Stored data entries:
● ● ●
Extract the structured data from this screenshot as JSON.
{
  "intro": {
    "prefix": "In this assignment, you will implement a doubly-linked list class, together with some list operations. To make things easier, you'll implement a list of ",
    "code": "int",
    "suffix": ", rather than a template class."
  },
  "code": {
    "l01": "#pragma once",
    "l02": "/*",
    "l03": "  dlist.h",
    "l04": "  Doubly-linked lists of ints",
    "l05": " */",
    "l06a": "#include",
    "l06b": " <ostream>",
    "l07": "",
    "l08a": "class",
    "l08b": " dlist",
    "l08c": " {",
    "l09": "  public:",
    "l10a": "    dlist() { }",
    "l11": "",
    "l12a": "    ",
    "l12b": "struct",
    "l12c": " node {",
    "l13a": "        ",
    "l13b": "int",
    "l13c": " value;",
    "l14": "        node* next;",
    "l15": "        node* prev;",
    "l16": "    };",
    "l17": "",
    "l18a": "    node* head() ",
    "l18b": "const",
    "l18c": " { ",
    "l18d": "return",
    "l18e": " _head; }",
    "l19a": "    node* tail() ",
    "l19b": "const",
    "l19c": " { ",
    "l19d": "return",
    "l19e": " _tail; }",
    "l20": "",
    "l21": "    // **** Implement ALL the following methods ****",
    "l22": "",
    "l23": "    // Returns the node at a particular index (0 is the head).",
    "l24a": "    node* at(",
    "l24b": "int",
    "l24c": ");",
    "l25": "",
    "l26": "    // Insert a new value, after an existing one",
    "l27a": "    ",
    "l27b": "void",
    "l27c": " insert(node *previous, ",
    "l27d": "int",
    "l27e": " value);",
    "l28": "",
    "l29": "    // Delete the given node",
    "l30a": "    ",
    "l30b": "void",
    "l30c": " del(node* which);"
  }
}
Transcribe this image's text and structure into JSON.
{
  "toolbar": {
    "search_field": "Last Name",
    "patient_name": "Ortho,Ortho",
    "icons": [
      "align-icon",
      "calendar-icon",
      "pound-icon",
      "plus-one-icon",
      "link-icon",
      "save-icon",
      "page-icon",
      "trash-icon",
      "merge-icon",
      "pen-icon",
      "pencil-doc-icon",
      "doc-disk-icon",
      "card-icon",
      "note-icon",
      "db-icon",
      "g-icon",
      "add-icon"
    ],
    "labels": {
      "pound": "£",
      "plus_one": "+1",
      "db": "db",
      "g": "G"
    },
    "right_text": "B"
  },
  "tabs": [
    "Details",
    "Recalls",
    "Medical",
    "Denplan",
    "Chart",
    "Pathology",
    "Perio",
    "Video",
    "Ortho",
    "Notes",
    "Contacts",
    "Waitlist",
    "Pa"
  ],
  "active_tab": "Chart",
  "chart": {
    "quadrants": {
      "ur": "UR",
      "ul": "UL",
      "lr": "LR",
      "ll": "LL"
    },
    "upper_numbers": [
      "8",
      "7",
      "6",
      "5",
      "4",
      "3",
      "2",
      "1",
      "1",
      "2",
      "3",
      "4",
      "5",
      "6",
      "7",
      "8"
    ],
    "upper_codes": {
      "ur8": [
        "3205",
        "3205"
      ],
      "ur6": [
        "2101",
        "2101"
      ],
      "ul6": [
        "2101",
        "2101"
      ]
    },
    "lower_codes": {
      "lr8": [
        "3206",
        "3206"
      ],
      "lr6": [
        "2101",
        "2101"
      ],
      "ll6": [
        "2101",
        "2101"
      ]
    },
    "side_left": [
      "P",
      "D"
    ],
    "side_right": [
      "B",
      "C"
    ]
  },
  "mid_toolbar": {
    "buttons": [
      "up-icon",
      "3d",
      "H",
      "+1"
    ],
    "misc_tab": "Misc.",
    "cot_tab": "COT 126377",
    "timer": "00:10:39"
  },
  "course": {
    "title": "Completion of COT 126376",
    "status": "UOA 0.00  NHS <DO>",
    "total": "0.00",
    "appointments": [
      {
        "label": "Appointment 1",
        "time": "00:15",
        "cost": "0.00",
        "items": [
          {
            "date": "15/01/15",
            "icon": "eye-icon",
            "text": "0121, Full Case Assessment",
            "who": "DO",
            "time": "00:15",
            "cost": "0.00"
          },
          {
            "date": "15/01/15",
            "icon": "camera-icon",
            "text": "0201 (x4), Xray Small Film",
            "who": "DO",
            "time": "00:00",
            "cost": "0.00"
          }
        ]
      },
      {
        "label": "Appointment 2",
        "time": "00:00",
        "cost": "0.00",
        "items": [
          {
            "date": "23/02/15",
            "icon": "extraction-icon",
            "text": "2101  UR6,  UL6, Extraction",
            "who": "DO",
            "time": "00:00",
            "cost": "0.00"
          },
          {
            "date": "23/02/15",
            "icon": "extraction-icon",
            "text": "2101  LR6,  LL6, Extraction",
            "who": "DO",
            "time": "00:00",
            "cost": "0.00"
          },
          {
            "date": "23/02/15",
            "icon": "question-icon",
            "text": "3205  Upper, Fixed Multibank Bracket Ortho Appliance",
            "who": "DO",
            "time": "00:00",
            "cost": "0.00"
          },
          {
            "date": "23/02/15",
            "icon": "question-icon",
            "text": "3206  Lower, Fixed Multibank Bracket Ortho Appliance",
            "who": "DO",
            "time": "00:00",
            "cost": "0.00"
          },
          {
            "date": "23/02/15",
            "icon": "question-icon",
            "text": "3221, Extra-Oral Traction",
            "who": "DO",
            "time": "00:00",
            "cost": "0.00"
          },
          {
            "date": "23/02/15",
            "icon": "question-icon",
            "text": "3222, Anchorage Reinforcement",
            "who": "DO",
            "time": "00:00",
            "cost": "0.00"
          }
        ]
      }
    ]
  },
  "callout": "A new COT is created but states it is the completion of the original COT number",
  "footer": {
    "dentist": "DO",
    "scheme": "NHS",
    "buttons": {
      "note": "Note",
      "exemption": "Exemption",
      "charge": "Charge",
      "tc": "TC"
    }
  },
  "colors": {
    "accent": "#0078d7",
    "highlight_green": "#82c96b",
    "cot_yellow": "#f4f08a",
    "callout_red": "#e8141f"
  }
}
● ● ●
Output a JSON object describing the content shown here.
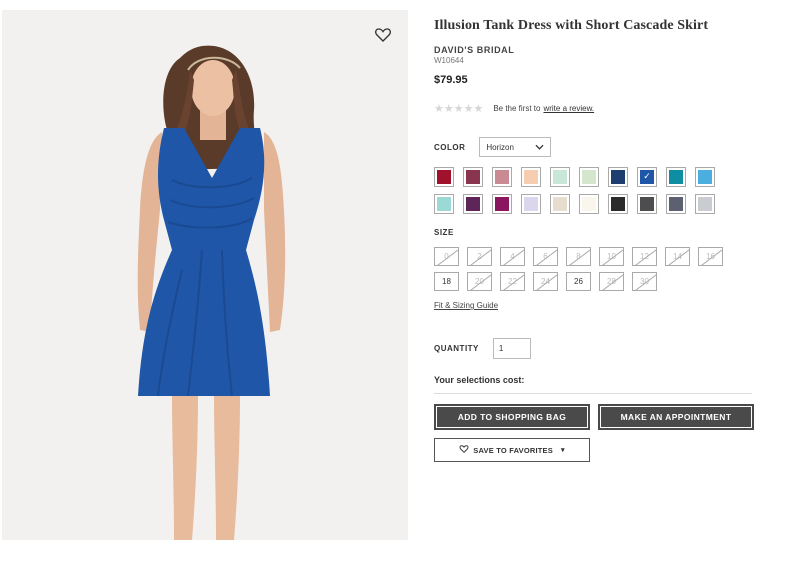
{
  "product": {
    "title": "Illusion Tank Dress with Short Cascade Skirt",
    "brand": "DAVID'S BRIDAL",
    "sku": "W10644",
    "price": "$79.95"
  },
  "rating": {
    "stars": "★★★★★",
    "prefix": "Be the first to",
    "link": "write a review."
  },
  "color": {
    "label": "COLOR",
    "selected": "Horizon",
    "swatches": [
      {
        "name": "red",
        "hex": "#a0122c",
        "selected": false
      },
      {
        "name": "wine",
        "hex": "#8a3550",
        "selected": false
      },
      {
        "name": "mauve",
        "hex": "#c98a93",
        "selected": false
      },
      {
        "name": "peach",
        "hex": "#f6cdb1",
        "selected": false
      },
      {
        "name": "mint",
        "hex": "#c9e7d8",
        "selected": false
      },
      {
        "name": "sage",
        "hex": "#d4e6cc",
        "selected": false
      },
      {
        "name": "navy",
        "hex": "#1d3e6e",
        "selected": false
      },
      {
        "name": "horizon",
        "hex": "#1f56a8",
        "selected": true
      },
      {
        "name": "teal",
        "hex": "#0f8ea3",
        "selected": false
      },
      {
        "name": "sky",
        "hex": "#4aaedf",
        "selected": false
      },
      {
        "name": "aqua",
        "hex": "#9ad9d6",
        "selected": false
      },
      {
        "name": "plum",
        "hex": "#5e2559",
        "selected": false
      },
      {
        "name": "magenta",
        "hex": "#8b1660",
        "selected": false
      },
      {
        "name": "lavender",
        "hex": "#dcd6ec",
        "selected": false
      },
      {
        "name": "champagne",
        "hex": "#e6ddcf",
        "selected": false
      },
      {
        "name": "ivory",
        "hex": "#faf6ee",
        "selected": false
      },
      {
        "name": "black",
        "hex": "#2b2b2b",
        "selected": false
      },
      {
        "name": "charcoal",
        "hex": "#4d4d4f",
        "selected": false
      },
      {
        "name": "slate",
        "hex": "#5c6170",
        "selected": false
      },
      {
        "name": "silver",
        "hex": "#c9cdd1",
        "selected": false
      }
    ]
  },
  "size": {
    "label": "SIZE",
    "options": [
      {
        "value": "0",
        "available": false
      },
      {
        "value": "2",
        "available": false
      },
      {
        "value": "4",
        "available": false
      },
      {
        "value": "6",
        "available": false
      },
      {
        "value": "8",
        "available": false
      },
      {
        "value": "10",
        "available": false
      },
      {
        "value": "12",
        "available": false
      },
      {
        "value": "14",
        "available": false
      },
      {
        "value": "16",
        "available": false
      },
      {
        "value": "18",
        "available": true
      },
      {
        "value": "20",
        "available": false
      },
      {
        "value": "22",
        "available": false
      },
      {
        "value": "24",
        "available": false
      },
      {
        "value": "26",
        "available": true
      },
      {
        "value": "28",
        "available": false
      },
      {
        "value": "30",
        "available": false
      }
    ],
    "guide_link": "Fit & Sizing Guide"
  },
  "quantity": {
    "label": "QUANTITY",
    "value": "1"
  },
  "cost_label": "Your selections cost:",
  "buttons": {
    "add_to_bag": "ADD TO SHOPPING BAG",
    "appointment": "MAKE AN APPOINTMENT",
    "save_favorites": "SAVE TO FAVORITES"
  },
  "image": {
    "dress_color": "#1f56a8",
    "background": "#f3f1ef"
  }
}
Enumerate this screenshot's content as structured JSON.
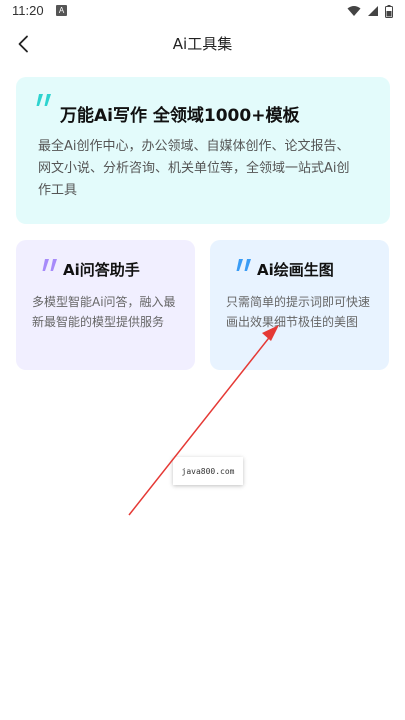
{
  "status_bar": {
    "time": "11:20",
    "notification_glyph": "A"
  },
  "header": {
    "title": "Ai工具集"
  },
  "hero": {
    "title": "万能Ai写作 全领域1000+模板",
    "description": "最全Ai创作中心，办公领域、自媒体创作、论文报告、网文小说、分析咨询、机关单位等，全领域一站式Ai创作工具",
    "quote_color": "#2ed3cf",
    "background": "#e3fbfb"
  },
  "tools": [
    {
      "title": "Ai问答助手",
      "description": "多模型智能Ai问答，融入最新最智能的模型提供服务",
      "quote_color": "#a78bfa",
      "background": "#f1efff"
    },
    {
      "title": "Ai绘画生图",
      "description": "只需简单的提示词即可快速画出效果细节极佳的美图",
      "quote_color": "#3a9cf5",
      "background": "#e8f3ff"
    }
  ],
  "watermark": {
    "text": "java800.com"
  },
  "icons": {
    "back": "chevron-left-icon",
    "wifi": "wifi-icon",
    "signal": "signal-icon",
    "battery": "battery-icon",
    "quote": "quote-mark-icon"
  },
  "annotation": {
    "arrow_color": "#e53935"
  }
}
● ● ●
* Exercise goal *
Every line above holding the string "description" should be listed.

* Task answer *
    "description": "最全Ai创作中心，办公领域、自媒体创作、论文报告、网文小说、分析咨询、机关单位等，全领域一站式Ai创作工具",
      "description": "多模型智能Ai问答，融入最新最智能的模型提供服务",
      "description": "只需简单的提示词即可快速画出效果细节极佳的美图",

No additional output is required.